“Earlier this year we were selected alongside a group of 19 other companies to represent the greatest and the best of UK clean tech,” says Bateman. “It’s really interesting talking to the people over there because their attitude to start-ups is very, very different to what we see in the UK. It’s almost like everyone has a start-up, everyone’s got something going on in their garage and it’s all very chaotic.”

The trip encouraged the Zyba team to work on making changes in big increments by targeting smaller savings, leading to a focus on the nitty-gritty of the supply chain. “We originally thought that we’d manufacture the devices in the UK because the tooling behind the construction of our composite paddles was one of the major costs,” says Bateman. “Over the last six months we’ve actually been able to drive down the cost of our tooling for our relatively small device, from about £50,000 down to almost £2,500. The cheaper tooling is actually a better product – it’s a better module than the one we’d been quoted £50,000 for.”

Following Clean+Cool, Zyba decided to ship flat pack paddle moulds instead of the paddles themselves. It will provide local craftsmen, particularly yacht builders who are used to the required composite materials and methods, with the moulds and tools to make the CCell close to where it will be installed. This will help reduce the cost of the CCell, as well as supporting local communities.

Connecting wave energy to the grid

Zyba hopes the first CCell will be running offshore next year. “We are working really hard to get a row of devices installed just off the coast of Mexico,” says Bateman. “Hopefully by January, at the latest March, next year, it’ll be installed. What’s constraining us at the moment is overcoming some of the regulatory hurdles.”

CCells will be positioned along the coast of the island of Cozumel, starting with just one module. “The vision is that you would install one just to start with, just to make sure that you understand the local conditions and everything is correct, and then in the following years install in a line of devices along the shore,” explains Bateman.

Energy will then be transported underground to the island, where it will enter the grid system and work alongside other power sources. “Give or take 10%-20% of the energy that we generate will be needed to grow the Biorock, and the rest of that power we can then provide as an export to shore,” says Bateman.

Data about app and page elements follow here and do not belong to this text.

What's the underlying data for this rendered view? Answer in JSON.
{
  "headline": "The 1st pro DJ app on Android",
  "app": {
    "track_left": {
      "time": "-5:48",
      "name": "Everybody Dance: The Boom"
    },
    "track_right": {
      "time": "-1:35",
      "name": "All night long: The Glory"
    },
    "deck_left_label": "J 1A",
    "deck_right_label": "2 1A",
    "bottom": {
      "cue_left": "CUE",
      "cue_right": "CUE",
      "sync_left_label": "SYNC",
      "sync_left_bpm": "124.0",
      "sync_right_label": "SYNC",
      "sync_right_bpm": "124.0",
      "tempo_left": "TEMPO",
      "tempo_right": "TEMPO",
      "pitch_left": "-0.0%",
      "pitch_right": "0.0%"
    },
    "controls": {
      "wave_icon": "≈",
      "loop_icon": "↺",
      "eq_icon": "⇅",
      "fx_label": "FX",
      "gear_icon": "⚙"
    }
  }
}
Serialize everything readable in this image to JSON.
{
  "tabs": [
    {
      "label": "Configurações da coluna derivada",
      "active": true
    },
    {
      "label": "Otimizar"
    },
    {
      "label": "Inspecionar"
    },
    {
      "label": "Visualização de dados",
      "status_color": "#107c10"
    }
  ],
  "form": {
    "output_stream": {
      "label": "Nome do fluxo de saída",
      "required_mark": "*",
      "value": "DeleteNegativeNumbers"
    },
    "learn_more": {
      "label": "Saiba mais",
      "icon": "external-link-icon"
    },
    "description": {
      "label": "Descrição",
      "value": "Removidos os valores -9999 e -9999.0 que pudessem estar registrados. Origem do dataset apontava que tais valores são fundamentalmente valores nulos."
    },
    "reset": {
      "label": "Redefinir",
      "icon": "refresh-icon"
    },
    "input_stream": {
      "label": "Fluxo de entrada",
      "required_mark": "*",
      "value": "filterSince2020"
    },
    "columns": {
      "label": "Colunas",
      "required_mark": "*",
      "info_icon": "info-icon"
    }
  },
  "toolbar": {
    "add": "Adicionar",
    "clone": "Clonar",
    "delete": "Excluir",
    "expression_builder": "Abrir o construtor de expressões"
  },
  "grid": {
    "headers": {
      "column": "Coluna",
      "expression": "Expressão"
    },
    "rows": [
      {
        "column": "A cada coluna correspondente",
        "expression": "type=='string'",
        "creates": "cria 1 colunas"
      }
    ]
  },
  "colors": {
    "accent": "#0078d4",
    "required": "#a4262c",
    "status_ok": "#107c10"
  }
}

The CCell could help provide clean, renewable power for small island communities, while protecting the coast and the underwater environment from the ocean. It’s a technology that kills two birds with one stone, and showcases a lot of potential on a small scale.

CCell: the energy to save coral